     Because all of the predicate acts supporting the jury’s finding of a RICO violation must be reversed, the judgment that petitioners violated RICO must also be reversed. Without an underlying RICO violation, the injunction issued by the District Court must necessarily be vacated. We therefore need not address the second question presented--whether a private plaintiff in a civil RICO action is entitled to injunctive relief under 18 U. S. C. §1964. …

 

 

Justice Ginsburg, with whom Justice Breyer joins, concurring.
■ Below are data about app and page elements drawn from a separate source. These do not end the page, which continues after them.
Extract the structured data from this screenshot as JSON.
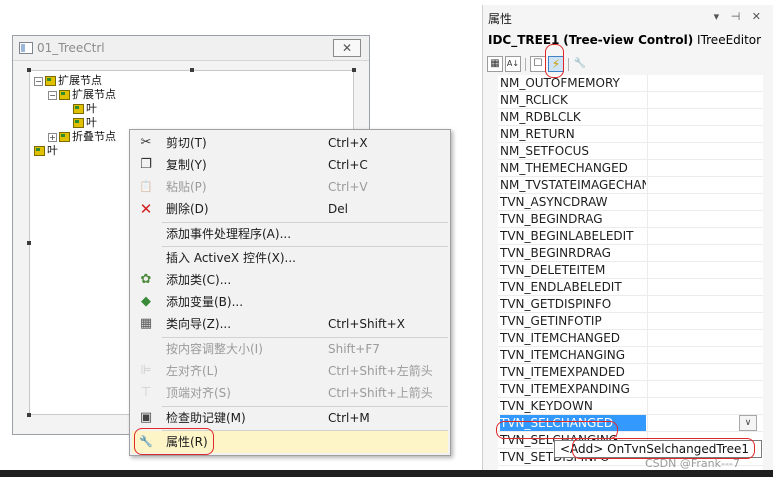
{
  "dialog": {
    "title": "01_TreeCtrl",
    "close_glyph": "✕"
  },
  "tree": {
    "items": [
      {
        "label": "扩展节点",
        "toggle": "−"
      },
      {
        "label": "扩展节点",
        "toggle": "−"
      },
      {
        "label": "叶",
        "toggle": ""
      },
      {
        "label": "叶",
        "toggle": ""
      },
      {
        "label": "折叠节点",
        "toggle": "+"
      },
      {
        "label": "叶",
        "toggle": ""
      }
    ]
  },
  "context_menu": {
    "items": [
      {
        "icon": "cut-icon",
        "glyph": "✂",
        "label": "剪切(T)",
        "shortcut": "Ctrl+X",
        "disabled": false
      },
      {
        "icon": "copy-icon",
        "glyph": "❐",
        "label": "复制(Y)",
        "shortcut": "Ctrl+C",
        "disabled": false
      },
      {
        "icon": "paste-icon",
        "glyph": "📋",
        "label": "粘贴(P)",
        "shortcut": "Ctrl+V",
        "disabled": true
      },
      {
        "icon": "delete-icon",
        "glyph": "✕",
        "label": "删除(D)",
        "shortcut": "Del",
        "disabled": false
      },
      {
        "icon": "",
        "glyph": "",
        "label": "添加事件处理程序(A)...",
        "shortcut": "",
        "disabled": false
      },
      {
        "icon": "",
        "glyph": "",
        "label": "插入 ActiveX 控件(X)...",
        "shortcut": "",
        "disabled": false
      },
      {
        "icon": "add-class-icon",
        "glyph": "✿",
        "label": "添加类(C)...",
        "shortcut": "",
        "disabled": false
      },
      {
        "icon": "add-variable-icon",
        "glyph": "◆",
        "label": "添加变量(B)...",
        "shortcut": "",
        "disabled": false
      },
      {
        "icon": "class-wizard-icon",
        "glyph": "▦",
        "label": "类向导(Z)...",
        "shortcut": "Ctrl+Shift+X",
        "disabled": false
      },
      {
        "icon": "",
        "glyph": "",
        "label": "按内容调整大小(I)",
        "shortcut": "Shift+F7",
        "disabled": true
      },
      {
        "icon": "align-left-icon",
        "glyph": "⊫",
        "label": "左对齐(L)",
        "shortcut": "Ctrl+Shift+左箭头",
        "disabled": true
      },
      {
        "icon": "align-top-icon",
        "glyph": "⊤",
        "label": "顶端对齐(S)",
        "shortcut": "Ctrl+Shift+上箭头",
        "disabled": true
      },
      {
        "icon": "check-mnemonics-icon",
        "glyph": "▣",
        "label": "检查助记键(M)",
        "shortcut": "Ctrl+M",
        "disabled": false
      },
      {
        "icon": "properties-wrench-icon",
        "glyph": "🔧",
        "label": "属性(R)",
        "shortcut": "",
        "disabled": false
      }
    ]
  },
  "properties": {
    "title": "属性",
    "pin_glyphs": "▾ ⊣ ✕",
    "object_id": "IDC_TREE1",
    "object_type": "(Tree-view Control)",
    "object_interface": "ITreeEditor",
    "toolbar": {
      "categorized": "▦",
      "alphabetical": "A↓",
      "properties": "☐",
      "events": "⚡",
      "property_pages": "🔧"
    },
    "events": [
      "NM_OUTOFMEMORY",
      "NM_RCLICK",
      "NM_RDBLCLK",
      "NM_RETURN",
      "NM_SETFOCUS",
      "NM_THEMECHANGED",
      "NM_TVSTATEIMAGECHANGING",
      "TVN_ASYNCDRAW",
      "TVN_BEGINDRAG",
      "TVN_BEGINLABELEDIT",
      "TVN_BEGINRDRAG",
      "TVN_DELETEITEM",
      "TVN_ENDLABELEDIT",
      "TVN_GETDISPINFO",
      "TVN_GETINFOTIP",
      "TVN_ITEMCHANGED",
      "TVN_ITEMCHANGING",
      "TVN_ITEMEXPANDED",
      "TVN_ITEMEXPANDING",
      "TVN_KEYDOWN",
      "TVN_SELCHANGED",
      "TVN_SELCHANGING",
      "TVN_SETDISPINFO"
    ],
    "selected_event": "TVN_SELCHANGED",
    "dropdown_btn_glyph": "∨",
    "dropdown_option": "<Add> OnTvnSelchangedTree1"
  },
  "watermark": "CSDN @Frank---7",
  "colors": {
    "selection": "#3399ff",
    "annotation": "#e0272a",
    "menu_highlight": "#fdf4c8"
  }
}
     I join the Court’s opinion, persuaded that the Seventh Circuit’s decision accords undue breadth to the Racketeer Influenced and Corrupt Organizations Act (RICO or Act). As Justice Stevens recognizes, “Congress has enacted specific legislation responsive to the concerns that gave rise to these cases.” In the Freedom of Access to Clinic Entrances Act of 1994, 18 U. S. C. §248, Congress crafted a statutory response that homes in on the problem of criminal activity at health care facilities. … Thus, the principal effect of a decision against petitioners here would have been on other cases pursued under RICO.

 

     RICO, which empowers both prosecutors and private enforcers, imposes severe criminal penalties and hefty civil liability on those engaged in conduct within the Act’s compass. … It has already “evolv[ed] into something quite different from the original conception of its enactors,” warranting “concern[s] over the consequences of an unbridled reading of the statute.” … The Court is rightly reluctant, as I see it, to extend RICO’s domain further by endorsing the expansive definition of “extortion” adopted by the Seventh Circuit.

 

 

Justice Stevens, dissenting.

 

     The term “extortion” as defined in the Hobbs Act refers to “the obtaining of property from another.” 18 U. S. C. §1951(b)(2). The Court’s murky opinion seems to hold that this phrase covers nothing more than the acquisition of tangible property. No other federal court has ever construed this statute so narrowly.

 

     For decades federal judges have uniformly given the term “property” an expansive construction that encompasses the intangible right to exercise exclusive control over the lawful use of business assets. The right to serve customers or to solicit new business is thus a protected property right. The use of violence or threats of violence to persuade the owner of a business to surrender control of such an intangible right is an appropriation of control embraced by the term “obtaining.” That is the commonsense reading of the statute that other federal judges have consistently and wisely embraced in numerous cases that the Court does not discuss or even cite. Recognizing this settled definition of property, as I believe one must, the conclusion that petitioners obtained this property from respondents is amply supported by the evidence in the record.

 

     … For example, in United States v. Tropiano, 418 F. 2d 1069 (1969), the Second Circuit held that threats of physical violence to persuade the owners of a competing trash removal company to refrain from soliciting customers in certain areas violated the Hobbs Act. …

 

     The Tropiano case’s discussion of obtaining property has been cited with approval by federal courts in virtually every circuit in the country. … Its interpretation of the term “property” is consistent with pre-Hobbs Act decisions of this Court, … the New York Court of Appeals, … and with our recent decision in Carpenter v. United States, 484 U. S. 19 (1987).

 

      …First, the uniform construction of the statute that has prevailed throughout the country for decades should remain the law unless and until Congress decides to amend the statute. … Second, both this Court and all other federal courts have consistently identified the Hobbs Act as a statute that Congress intended to be given a broad construction. … Third, given the fact that Congress has enacted specific legislation responsive to the concerns that gave rise to these cases, the principal beneficiaries of the Court’s dramatic retreat from the position that federal prosecutors and federal courts have maintained throughout the history of this important statute will certainly be the class of professional criminals whose conduct persuaded Congress that the public needed federal protection from extortion.

 

     I respectfully dissent.